The song remains “the proudest thing (he’s) ever done”.
10. NEARLY EVERY YEAR HAS SEEN A NEW THEME SONG SINCE
The NDP songs that have been commissioned since Home include Together (1999), written by music producer Ken Lim; Where I Belong (2001) by singer-songwriter Tanya Chua; and We Will Get There (2002), written by Lee and performed by Stefanie Sun.
11. ELECTRICO REWROTE HISTORY
In 2009, Singapore saw the first indie rock band front an NDP theme song. Electrico’s singer-guitarist David Tan remembers getting a phone call from Ivan Heng, the parade’s creative director that year, one morning while he was still in bed.
“(Ivan’s) vision for it was about looking forward,” said Tan.
And I started to already … figure out that this would be a great opportunity to try and empower people in a different way, by kind of getting them to decide what they’d like to see for themselves.”
The result: What Do You See. It helped to nudge National Day songs in a new direction.
Musician Charlie Lim, who put a new spin on Harrison’s We Are Singapore for 2018’s NDP, feels there is less need for a “nationalistic agenda” these days.
“There’s more a need for expression of what it means to be Singaporean. And let’s not look at things through rose-tinted lenses. Let’s call it for what it is,” he said.
“But at the same time, it’s about taking ownership.

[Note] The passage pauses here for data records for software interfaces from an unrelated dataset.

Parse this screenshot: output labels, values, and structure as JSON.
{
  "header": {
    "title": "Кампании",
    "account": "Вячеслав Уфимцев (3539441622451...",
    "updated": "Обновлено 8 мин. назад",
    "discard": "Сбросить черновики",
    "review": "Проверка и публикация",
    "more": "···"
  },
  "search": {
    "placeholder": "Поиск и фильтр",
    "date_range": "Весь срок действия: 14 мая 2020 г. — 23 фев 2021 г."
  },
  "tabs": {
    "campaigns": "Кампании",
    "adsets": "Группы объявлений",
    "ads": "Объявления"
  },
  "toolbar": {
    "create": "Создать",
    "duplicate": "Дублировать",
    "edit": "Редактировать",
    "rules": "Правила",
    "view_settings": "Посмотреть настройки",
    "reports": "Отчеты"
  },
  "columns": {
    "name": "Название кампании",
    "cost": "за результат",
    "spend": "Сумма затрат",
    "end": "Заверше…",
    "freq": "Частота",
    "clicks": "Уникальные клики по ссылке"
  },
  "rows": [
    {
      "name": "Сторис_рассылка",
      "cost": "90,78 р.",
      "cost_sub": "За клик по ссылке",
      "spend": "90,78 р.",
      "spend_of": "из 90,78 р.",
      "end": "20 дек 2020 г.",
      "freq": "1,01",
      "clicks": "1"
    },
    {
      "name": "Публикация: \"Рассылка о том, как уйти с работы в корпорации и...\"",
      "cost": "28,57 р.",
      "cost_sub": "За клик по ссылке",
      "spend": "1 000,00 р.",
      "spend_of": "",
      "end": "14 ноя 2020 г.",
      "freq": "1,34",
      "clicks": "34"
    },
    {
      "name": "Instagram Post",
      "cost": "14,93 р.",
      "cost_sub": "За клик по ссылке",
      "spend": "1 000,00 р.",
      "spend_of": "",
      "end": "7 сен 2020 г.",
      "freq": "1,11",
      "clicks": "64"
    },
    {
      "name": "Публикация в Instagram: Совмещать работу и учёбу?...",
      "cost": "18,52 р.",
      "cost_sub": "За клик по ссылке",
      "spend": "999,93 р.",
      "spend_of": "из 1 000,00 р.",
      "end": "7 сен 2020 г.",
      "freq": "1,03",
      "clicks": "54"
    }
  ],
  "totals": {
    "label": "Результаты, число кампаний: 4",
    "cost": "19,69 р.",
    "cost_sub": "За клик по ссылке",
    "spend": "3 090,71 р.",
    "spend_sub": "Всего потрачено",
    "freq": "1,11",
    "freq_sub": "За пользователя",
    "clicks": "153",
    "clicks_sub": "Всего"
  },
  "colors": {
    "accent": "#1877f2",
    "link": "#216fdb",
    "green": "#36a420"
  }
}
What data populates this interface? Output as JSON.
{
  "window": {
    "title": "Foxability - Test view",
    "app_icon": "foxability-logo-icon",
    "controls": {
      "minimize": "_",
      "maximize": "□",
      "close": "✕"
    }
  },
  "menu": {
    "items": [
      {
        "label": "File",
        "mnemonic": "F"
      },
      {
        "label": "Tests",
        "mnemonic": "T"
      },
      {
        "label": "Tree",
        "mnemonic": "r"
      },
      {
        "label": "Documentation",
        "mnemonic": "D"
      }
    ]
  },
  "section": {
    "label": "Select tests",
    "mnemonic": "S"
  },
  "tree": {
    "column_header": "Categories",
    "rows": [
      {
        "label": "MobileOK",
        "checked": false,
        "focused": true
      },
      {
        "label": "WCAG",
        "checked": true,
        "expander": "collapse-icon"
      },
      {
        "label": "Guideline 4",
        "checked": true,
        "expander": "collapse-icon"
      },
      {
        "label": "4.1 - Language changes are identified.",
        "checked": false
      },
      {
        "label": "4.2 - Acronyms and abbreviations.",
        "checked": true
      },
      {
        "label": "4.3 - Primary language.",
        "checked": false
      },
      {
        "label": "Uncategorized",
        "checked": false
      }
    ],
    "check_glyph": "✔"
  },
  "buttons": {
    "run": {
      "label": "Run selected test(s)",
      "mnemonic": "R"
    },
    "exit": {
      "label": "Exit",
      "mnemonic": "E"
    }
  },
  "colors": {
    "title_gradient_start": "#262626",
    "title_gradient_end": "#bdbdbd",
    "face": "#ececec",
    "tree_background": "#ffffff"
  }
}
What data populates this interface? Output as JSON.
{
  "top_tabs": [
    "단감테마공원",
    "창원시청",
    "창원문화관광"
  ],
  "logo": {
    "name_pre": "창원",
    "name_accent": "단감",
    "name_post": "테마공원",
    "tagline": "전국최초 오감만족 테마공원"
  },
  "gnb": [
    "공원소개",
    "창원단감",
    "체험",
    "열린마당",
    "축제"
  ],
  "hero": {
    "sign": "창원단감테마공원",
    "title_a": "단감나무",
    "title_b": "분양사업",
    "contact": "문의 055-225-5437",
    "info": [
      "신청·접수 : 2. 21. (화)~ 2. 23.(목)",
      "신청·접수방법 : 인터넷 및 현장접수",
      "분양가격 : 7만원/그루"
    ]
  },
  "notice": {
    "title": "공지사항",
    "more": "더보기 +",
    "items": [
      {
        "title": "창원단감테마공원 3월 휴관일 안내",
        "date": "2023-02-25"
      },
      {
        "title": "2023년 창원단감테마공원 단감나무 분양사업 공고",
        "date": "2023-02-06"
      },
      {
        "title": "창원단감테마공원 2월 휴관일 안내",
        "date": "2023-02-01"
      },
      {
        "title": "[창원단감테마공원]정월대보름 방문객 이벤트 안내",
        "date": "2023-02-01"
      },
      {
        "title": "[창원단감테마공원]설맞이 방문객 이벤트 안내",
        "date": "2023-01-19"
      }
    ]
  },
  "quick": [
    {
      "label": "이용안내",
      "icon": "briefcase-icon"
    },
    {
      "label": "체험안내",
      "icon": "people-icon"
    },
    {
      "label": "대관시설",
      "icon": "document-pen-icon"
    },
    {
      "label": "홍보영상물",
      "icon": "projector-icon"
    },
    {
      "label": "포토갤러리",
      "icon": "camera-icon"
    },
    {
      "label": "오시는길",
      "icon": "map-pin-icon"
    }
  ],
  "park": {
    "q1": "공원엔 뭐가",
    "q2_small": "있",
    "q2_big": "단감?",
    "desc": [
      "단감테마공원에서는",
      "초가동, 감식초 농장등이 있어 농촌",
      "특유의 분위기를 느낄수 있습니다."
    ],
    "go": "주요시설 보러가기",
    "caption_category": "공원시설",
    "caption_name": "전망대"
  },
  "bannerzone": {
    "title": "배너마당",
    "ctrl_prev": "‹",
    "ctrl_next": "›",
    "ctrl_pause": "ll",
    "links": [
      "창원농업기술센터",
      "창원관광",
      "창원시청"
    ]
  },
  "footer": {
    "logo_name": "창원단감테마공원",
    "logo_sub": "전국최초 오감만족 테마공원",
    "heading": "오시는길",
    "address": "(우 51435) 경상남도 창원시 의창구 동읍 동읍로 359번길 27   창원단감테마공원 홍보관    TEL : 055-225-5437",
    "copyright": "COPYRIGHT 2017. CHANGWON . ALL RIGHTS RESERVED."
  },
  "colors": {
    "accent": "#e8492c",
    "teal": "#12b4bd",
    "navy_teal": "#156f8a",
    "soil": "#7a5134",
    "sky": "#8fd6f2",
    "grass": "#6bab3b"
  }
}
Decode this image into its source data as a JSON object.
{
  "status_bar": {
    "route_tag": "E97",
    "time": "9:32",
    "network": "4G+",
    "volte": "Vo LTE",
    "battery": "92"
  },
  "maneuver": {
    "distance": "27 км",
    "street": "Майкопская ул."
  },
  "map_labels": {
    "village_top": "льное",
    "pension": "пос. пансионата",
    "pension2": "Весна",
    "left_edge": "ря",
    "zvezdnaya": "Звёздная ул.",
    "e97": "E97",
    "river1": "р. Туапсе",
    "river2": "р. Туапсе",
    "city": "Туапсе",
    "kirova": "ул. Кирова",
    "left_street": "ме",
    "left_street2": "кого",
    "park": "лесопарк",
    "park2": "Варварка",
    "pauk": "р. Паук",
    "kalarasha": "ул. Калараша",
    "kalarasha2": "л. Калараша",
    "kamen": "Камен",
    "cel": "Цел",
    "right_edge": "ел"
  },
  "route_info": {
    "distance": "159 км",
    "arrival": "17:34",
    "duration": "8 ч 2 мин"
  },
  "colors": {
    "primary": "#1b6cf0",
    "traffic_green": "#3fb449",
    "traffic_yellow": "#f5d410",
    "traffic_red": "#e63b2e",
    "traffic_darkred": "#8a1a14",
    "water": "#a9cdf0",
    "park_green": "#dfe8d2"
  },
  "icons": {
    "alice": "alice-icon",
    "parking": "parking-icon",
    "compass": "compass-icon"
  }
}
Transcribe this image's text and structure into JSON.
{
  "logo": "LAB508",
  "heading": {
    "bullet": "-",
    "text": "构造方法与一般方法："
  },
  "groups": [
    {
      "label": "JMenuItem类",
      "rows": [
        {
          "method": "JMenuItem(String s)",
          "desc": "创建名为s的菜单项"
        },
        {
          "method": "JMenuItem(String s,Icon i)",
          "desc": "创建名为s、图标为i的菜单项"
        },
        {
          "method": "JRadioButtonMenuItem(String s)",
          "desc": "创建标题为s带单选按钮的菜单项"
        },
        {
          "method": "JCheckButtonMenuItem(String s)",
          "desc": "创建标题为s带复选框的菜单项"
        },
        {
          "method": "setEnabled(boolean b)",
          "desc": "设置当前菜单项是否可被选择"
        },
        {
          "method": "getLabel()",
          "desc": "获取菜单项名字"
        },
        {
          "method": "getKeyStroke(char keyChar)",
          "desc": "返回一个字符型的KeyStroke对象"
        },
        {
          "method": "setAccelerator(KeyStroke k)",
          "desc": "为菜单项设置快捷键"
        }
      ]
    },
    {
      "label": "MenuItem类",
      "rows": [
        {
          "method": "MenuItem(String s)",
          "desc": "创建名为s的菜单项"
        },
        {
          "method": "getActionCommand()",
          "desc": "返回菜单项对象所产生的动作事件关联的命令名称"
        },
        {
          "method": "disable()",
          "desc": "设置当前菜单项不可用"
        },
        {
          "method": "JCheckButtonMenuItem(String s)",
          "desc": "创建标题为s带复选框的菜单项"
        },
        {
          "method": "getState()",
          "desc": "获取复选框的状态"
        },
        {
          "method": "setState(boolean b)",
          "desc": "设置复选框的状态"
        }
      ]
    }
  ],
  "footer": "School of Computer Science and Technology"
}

It’s by accepting that it’s not perfect, but it’s ours.”
WATCH: The second episode in full — What makes a National Day song hit ‘home’? (48:03)
Harrison added: “The energy has been to try and get away from the top-down approach.”
12. FOUR LEAD SINGERS TAKE SINGAPORE ON THE ROAD AHEAD
Besides Shabir, this year’s theme song is performed by Linying, Sezairi Sezali, 34, and Shye-Anne Brown, 18.
NDP 2021 creative director Boo Junfeng, who was on the committee that selected the song, said that in the past, he had advocated that there need not be a theme song every year.
But with society having had to “adapt to unprecedented circumstances” brought on by the COVID-19 pandemic, he thought The Road Ahead “just connected”.
“Only time will tell whether or not it has that enduring quality,” he said. “In the immediate term, if it can inspire some degree of hope, I think it’s done its job.”